Like people, most cattle have been good-natured, curious and obliging. A rare one turned on me, distrusted me or just never warmed up to me. Some were unstable from the get-go and some were just plain nervous. Some are what I’d call “smart” while others just never seemed to learn. Some are quite the characters. Some just want to be left alone. Others can never seem to get enough attention.
Being allowed into their space and working side by side with these remarkable beasts has been a privilege.

Cows have taught me most of my life lessons………
Life is beautiful.
Life is tough.
When life gets complicated, it’s usually because we made it so. (We run from potential disaster, though it’s never usually as bad as we think it will be.)
Change is scary.
Life isn’t always fair.
Life is competitive.
Life is awe-inspiring.
Life starts with a painful birth that is sometimes seamless and sometimes a fight for survival.
Life is full of sacrifice.
Life is abundant.
What you resist persists.
Simple jobs can turn into very complicated ones.
We are all part of a food chain. (Responsibility and an attitude of gratitude is what’s required when you’re at the top of that chain.)
Life is habitual. It is largely comprised of routines.
Allegiances are sometimes important.
There is strength in numbers.
It is important to breathe; to live in the now; to just be; …….to ruminate. We need down time. (About one third of a cow’s life is spent sleeping. Another is spent ruminating.)
Life is looking after our “family” and loved ones – our “herd”.
Life is an endless series of surprises. No two days are ever the same.
Life is an endless search for sustenance.
We are all food-motivated, to some degree or another.
Exercise is essential.
So is fresh air.
Don’t mess with a mother cow. She is a fierce defender of her offspring.
In the animal world, it really IS survival of the physically fittest!
Herd mentality can be non-productive…..dangerous. But sometimes is isn’t.
Mother Nature is without sentimentality. It can be ruthless.
Some beasts are not cut out to be parents. But most step up to the job and take responsibility once they ARE parents.
Victimhood is a human condition.
Sometimes we just need to dance (or kick up our heels, so-to-speak).

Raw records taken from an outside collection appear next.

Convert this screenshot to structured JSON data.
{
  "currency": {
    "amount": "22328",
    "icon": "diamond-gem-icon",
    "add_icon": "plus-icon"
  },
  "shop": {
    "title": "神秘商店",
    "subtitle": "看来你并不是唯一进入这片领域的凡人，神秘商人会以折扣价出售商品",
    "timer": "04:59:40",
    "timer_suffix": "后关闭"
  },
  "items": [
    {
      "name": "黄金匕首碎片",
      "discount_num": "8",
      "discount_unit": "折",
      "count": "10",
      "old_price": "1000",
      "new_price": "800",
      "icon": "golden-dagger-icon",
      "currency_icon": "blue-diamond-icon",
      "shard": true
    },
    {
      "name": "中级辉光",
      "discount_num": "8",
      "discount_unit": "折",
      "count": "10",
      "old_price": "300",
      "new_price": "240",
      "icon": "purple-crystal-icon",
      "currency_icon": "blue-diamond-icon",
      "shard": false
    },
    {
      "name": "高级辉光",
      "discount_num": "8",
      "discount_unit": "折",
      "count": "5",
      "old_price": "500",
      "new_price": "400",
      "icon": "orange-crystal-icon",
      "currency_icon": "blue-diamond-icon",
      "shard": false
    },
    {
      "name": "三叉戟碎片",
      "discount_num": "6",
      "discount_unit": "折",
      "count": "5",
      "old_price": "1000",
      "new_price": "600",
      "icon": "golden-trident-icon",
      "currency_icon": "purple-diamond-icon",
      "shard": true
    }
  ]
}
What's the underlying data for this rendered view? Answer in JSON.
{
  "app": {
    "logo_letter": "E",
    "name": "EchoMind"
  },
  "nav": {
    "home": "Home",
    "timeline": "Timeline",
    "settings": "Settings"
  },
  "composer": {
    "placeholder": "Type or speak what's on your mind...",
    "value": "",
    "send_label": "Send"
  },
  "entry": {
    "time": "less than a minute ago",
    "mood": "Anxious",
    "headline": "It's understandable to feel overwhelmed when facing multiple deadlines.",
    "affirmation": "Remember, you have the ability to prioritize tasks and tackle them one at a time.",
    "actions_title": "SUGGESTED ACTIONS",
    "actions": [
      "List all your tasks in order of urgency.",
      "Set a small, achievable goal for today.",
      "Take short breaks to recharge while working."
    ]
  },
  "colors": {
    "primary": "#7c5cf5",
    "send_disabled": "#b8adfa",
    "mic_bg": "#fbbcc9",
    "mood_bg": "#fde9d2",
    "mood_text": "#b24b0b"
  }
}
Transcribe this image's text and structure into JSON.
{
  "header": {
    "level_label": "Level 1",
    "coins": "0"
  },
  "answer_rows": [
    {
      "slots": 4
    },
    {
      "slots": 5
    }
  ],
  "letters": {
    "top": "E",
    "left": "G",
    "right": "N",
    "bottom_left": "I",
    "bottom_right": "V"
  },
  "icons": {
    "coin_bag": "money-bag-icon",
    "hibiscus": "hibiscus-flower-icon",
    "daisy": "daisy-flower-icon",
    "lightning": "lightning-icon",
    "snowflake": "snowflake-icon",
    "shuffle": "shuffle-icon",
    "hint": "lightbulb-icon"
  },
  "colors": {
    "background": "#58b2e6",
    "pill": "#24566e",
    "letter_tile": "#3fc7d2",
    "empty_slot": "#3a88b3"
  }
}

Some lead; some follow. Some respect fences while some push beyond them.
Our actions (and energy) speak louder than words.
We think too much………

Life with my husband started as a friendship centred on our love for cattle, as it remains today and is now shared with our beautiful daughter. When I first met my husband, I told him that even if it meant I had to live in a shack, I visualized my future life with cows in it. that is when we knew we shared a common bond.
Since then, it has been a life commitment to breeding, raising and managing cows together. For better or worse, this commitment has involved peace, joy and fulfillment paired with financial stress, physical exhaustion, very long days and many wakeful nights; not to mention a virtually non-existent social life outside of cattle circles. It has been a commitment that few family and friends could be expected to understand. No doubt, it seems illogical. But animals don’t take holidays and since we care for them, rarely, if ever, do we.
I also write for a living, as a hobby and for cathartic reasons. And since I’ve felt a great disconnect from the ones I love and from city folks who are further and further removed from their natural existence, I will write, in this medium, in the hopes of making much needed connections.
Ranching and livestock agriculture will be central to my discourses. So will sharing my beautiful life with cows in it.